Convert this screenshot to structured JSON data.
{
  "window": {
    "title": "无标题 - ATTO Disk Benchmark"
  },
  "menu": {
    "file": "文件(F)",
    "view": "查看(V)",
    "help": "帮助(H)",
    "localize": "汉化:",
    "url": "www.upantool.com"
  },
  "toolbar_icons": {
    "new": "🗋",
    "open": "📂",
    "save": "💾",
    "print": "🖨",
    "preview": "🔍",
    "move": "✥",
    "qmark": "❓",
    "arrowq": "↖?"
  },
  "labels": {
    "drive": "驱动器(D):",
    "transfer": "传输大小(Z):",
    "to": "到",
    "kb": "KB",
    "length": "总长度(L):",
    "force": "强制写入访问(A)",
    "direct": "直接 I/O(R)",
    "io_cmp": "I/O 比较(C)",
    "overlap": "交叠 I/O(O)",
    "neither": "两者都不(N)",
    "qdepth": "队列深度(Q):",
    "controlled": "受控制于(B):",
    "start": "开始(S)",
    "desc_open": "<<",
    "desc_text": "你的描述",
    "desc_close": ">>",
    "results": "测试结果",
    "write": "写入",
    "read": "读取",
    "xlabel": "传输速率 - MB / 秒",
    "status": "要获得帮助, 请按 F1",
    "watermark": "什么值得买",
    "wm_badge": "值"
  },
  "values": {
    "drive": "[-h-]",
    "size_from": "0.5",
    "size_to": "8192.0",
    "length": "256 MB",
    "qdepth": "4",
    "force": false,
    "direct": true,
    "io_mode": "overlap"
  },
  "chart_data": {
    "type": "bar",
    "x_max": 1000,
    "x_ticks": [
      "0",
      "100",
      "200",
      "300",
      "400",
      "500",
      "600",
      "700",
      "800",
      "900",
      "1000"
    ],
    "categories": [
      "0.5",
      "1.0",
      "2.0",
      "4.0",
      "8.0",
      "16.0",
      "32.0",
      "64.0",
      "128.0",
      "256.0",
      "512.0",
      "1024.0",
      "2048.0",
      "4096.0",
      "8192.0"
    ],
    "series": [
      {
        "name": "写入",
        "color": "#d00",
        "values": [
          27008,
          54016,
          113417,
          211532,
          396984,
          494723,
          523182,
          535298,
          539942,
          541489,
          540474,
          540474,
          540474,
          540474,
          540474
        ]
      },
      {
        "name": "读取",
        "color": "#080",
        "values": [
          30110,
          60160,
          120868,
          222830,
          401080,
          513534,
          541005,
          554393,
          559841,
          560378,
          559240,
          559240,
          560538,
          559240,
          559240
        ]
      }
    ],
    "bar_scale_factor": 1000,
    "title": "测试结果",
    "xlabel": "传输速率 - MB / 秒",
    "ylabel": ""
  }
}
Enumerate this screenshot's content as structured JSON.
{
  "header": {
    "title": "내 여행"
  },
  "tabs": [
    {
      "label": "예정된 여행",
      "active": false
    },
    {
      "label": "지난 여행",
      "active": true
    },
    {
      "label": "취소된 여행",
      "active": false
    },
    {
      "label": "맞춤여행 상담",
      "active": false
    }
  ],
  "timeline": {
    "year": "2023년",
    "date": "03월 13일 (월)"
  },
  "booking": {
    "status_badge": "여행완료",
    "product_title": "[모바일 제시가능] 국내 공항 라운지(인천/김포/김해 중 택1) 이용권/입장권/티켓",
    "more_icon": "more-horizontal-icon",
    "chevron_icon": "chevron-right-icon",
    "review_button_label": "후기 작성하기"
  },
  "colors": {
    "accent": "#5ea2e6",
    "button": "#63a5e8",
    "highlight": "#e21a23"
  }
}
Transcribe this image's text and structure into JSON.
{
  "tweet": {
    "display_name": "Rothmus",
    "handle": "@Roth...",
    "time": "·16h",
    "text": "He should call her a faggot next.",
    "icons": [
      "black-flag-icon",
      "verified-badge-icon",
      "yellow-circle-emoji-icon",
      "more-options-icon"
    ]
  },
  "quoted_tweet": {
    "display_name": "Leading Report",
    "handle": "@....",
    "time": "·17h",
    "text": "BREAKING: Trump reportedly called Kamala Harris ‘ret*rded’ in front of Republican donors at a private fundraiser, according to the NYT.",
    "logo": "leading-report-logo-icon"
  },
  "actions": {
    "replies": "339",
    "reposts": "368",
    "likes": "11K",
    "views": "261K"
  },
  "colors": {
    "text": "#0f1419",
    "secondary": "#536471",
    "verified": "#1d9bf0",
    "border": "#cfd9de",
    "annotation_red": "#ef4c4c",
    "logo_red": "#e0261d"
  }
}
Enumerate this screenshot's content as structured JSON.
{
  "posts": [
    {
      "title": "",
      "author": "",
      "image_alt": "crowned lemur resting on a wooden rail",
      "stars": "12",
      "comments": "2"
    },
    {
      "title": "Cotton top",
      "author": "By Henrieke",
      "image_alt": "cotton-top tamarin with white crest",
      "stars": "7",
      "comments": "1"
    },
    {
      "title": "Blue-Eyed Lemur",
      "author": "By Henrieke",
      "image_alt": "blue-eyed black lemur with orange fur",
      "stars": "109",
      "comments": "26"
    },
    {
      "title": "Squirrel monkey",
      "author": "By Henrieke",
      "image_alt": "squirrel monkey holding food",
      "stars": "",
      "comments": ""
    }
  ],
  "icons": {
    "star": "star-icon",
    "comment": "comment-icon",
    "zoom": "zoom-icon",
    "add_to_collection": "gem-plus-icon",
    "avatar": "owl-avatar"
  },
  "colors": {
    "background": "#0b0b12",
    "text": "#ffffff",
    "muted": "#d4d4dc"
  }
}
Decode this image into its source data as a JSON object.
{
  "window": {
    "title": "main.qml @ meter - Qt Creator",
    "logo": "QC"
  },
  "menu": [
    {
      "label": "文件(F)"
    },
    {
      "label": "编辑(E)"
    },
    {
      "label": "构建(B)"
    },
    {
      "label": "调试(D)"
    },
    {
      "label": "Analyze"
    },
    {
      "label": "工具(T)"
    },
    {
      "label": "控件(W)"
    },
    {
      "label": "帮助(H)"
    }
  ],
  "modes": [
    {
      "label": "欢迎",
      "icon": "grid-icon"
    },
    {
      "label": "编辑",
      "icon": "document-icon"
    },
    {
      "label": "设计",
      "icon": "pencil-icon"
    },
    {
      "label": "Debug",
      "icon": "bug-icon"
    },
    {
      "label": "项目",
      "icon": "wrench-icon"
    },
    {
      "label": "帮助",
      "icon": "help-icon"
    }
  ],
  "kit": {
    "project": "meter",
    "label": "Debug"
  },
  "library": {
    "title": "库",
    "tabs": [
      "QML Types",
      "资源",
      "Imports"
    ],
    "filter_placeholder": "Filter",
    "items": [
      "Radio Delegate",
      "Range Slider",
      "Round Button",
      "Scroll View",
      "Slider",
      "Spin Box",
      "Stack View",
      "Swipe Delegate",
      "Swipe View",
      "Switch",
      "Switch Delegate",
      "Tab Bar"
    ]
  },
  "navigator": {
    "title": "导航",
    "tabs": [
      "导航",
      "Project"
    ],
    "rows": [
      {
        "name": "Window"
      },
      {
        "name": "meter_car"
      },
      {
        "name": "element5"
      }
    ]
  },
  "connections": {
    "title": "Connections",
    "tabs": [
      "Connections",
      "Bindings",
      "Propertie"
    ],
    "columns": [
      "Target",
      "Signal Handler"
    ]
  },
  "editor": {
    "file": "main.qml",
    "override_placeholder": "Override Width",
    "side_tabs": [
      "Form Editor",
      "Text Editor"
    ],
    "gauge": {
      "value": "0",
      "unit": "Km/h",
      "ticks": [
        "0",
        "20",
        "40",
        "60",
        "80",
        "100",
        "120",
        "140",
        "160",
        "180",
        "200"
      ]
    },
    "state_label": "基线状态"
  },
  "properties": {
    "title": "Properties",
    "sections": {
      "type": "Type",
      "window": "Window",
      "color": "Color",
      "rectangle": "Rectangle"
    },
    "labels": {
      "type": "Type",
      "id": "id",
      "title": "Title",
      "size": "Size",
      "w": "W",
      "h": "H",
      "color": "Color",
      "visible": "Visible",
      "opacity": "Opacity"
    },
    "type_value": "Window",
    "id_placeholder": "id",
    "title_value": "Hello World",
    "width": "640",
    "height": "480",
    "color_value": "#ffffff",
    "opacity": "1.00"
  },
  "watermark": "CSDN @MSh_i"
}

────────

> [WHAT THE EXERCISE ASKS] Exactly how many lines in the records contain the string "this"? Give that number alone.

> [SOLUTION] 5